Your brother and father are very strong characters. Is that why you focus on women in your films?

Probably. I feel like I am really into my feminine side and being girly probably because I grew up around a lot of men. I know that's a side that I like to explore. (Modest giggle)

Your brother Roman helped you to find a producer and put a creative team together for this film.

He's always helpful and supportive and someone I trust.

Do you want your kids to go into the movie business as well?

Not really. I want them to do whatever they want to do. But to me it'd be more interesting if they did something else because everybody in my family's in the film business. I'll be curious to see what they want to do, especially since my husband's a musician.

As a mother, what do you think about how social media is changing the way new generations behave and believe? Is it sapping the moral compass?

As a mother, it's concerning. You just have to think about how you protect your kids, as there's so much information and so little privacy. It's something that I want to be aware of and hopefully teach my children how I feel about it all. I've had my house broken into before and it's not a pleasant experience.

Were you worried in Cannes that you'd be at The Bling Ring's premiere and everyone would know you'd be there?

That's funny, no. (Hearty chuckle)

There were also young protagonists in your 1999 film, The Virgin Suicides. Are you keen to do something with older characters now?

I'd love to do something with older characters. I loved working with Bill Murray and I don't just want to work with teenagers, but I do have a fondness for that tradition of teen films and making films for young people.

Are you a feminist and do you think women have enough opportunities in Hollywood?

I don't want to be political and make political statements. I don't talk about political things.
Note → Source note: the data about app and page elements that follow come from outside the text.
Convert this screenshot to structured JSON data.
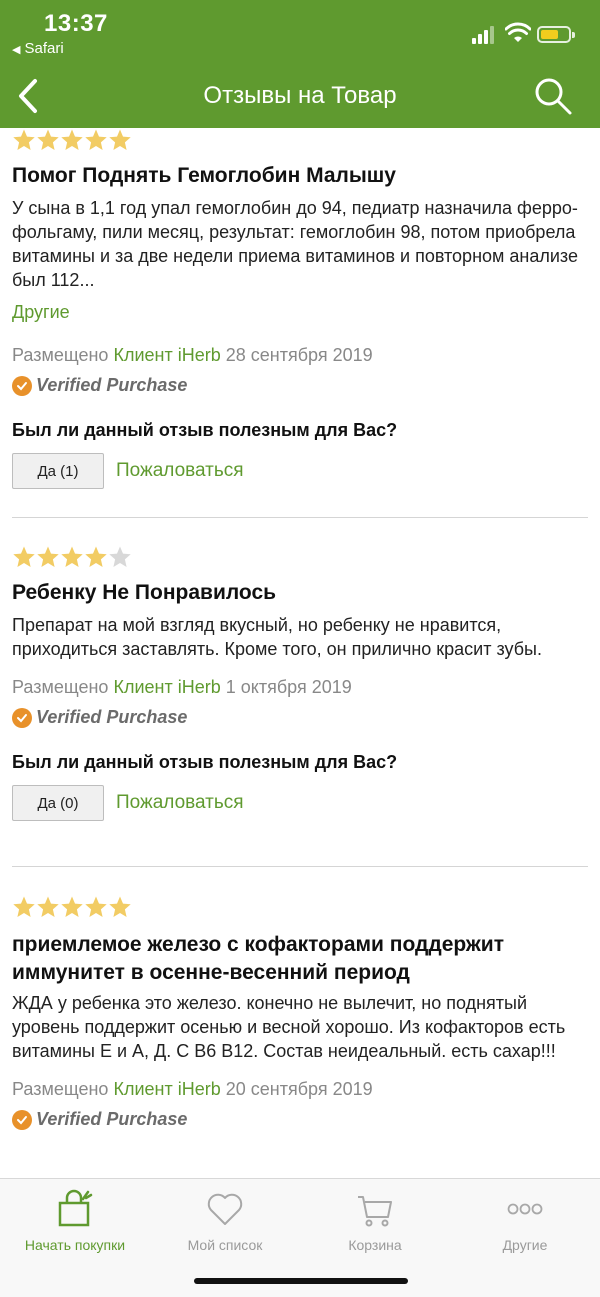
{
  "status_bar": {
    "time": "13:37",
    "back_app": "Safari"
  },
  "nav": {
    "title": "Отзывы на Товар"
  },
  "colors": {
    "brand_green": "#5f9a2f",
    "star_gold": "#f2cc64",
    "star_gray": "#d8d8d8",
    "verified_orange": "#e8912a"
  },
  "reviews": [
    {
      "rating": 5,
      "title": "Помог Поднять Гемоглобин Малышу",
      "body": "У сына в 1,1 год упал гемоглобин до 94, педиатр назначила ферро-фольгаму, пили месяц, результат: гемоглобин 98, потом приобрела витамины и за две недели приема витаминов и повторном анализе был 112...",
      "more_link": "Другие",
      "posted_prefix": "Размещено",
      "author": "Клиент iHerb",
      "date": "28 сентября 2019",
      "verified": "Verified Purchase",
      "helpful_question": "Был ли данный отзыв полезным для Вас?",
      "yes_button": "Да (1)",
      "report_link": "Пожаловаться"
    },
    {
      "rating": 4,
      "title": "Ребенку Не Понравилось",
      "body": "Препарат на мой взгляд вкусный, но ребенку не нравится, приходиться заставлять. Кроме того, он прилично красит зубы.",
      "posted_prefix": "Размещено",
      "author": "Клиент iHerb",
      "date": "1 октября 2019",
      "verified": "Verified Purchase",
      "helpful_question": "Был ли данный отзыв полезным для Вас?",
      "yes_button": "Да (0)",
      "report_link": "Пожаловаться"
    },
    {
      "rating": 5,
      "title": "приемлемое железо с кофакторами поддержит иммунитет в осенне-весенний период",
      "body": "ЖДА у ребенка это железо. конечно не вылечит, но поднятый уровень поддержит осенью и весной хорошо. Из кофакторов есть витамины Е и А, Д. С В6 В12. Состав неидеальный. есть сахар!!!",
      "posted_prefix": "Размещено",
      "author": "Клиент iHerb",
      "date": "20 сентября 2019",
      "verified": "Verified Purchase"
    }
  ],
  "tabbar": {
    "items": [
      {
        "label": "Начать покупки",
        "icon": "shopping-bag-icon",
        "active": true
      },
      {
        "label": "Мой список",
        "icon": "heart-icon",
        "active": false
      },
      {
        "label": "Корзина",
        "icon": "cart-icon",
        "active": false
      },
      {
        "label": "Другие",
        "icon": "more-icon",
        "active": false
      }
    ]
  }
}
But there are more and more women filmmakers and I try to do my work and I'm happy that I get to put out a feminine point of view.

The Bling Ring arrives in cinemas August 8.